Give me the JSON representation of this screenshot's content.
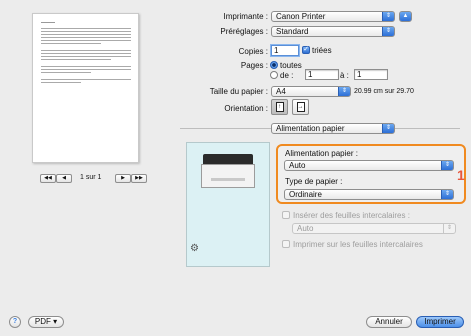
{
  "printer": {
    "label": "Imprimante :",
    "value": "Canon Printer"
  },
  "presets": {
    "label": "Préréglages :",
    "value": "Standard"
  },
  "copies": {
    "label": "Copies :",
    "value": "1",
    "collated_label": "triées"
  },
  "pages": {
    "label": "Pages :",
    "all_label": "toutes",
    "from_label": "de :",
    "from_value": "1",
    "to_label": "à :",
    "to_value": "1"
  },
  "paper_size": {
    "label": "Taille du papier :",
    "value": "A4",
    "dimensions": "20.99 cm sur 29.70"
  },
  "orientation": {
    "label": "Orientation :"
  },
  "section_popup": {
    "value": "Alimentation papier"
  },
  "paper_feed": {
    "source_label": "Alimentation papier :",
    "source_value": "Auto",
    "type_label": "Type de papier :",
    "type_value": "Ordinaire",
    "callout": "1"
  },
  "separator_sheets": {
    "label": "Insérer des feuilles intercalaires :",
    "value": "Auto"
  },
  "print_on_separators": {
    "label": "Imprimer sur les feuilles intercalaires"
  },
  "preview_nav": {
    "first": "◀◀",
    "prev": "◀",
    "page_text": "1 sur 1",
    "next": "▶",
    "last": "▶▶"
  },
  "footer": {
    "help": "?",
    "pdf_label": "PDF ▾",
    "cancel_label": "Annuler",
    "print_label": "Imprimer"
  },
  "colors": {
    "accent": "#3a7fe0",
    "callout": "#e8573d",
    "highlight": "#f08a20",
    "panel": "#dcf1f4"
  }
}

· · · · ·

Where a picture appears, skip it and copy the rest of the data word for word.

• **Result for this task**
Give me the JSON representation of this screenshot's content.
{
  "printer": {
    "label": "Imprimante :",
    "value": "Canon Printer"
  },
  "presets": {
    "label": "Préréglages :",
    "value": "Standard"
  },
  "copies": {
    "label": "Copies :",
    "value": "1",
    "collated_label": "triées"
  },
  "pages": {
    "label": "Pages :",
    "all_label": "toutes",
    "from_label": "de :",
    "from_value": "1",
    "to_label": "à :",
    "to_value": "1"
  },
  "paper_size": {
    "label": "Taille du papier :",
    "value": "A4",
    "dimensions": "20.99 cm sur 29.70"
  },
  "orientation": {
    "label": "Orientation :"
  },
  "section_popup": {
    "value": "Alimentation papier"
  },
  "paper_feed": {
    "source_label": "Alimentation papier :",
    "source_value": "Auto",
    "type_label": "Type de papier :",
    "type_value": "Ordinaire",
    "callout": "1"
  },
  "separator_sheets": {
    "label": "Insérer des feuilles intercalaires :",
    "value": "Auto"
  },
  "print_on_separators": {
    "label": "Imprimer sur les feuilles intercalaires"
  },
  "preview_nav": {
    "first": "◀◀",
    "prev": "◀",
    "page_text": "1 sur 1",
    "next": "▶",
    "last": "▶▶"
  },
  "footer": {
    "help": "?",
    "pdf_label": "PDF ▾",
    "cancel_label": "Annuler",
    "print_label": "Imprimer"
  },
  "colors": {
    "accent": "#3a7fe0",
    "callout": "#e8573d",
    "highlight": "#f08a20",
    "panel": "#dcf1f4"
  }
}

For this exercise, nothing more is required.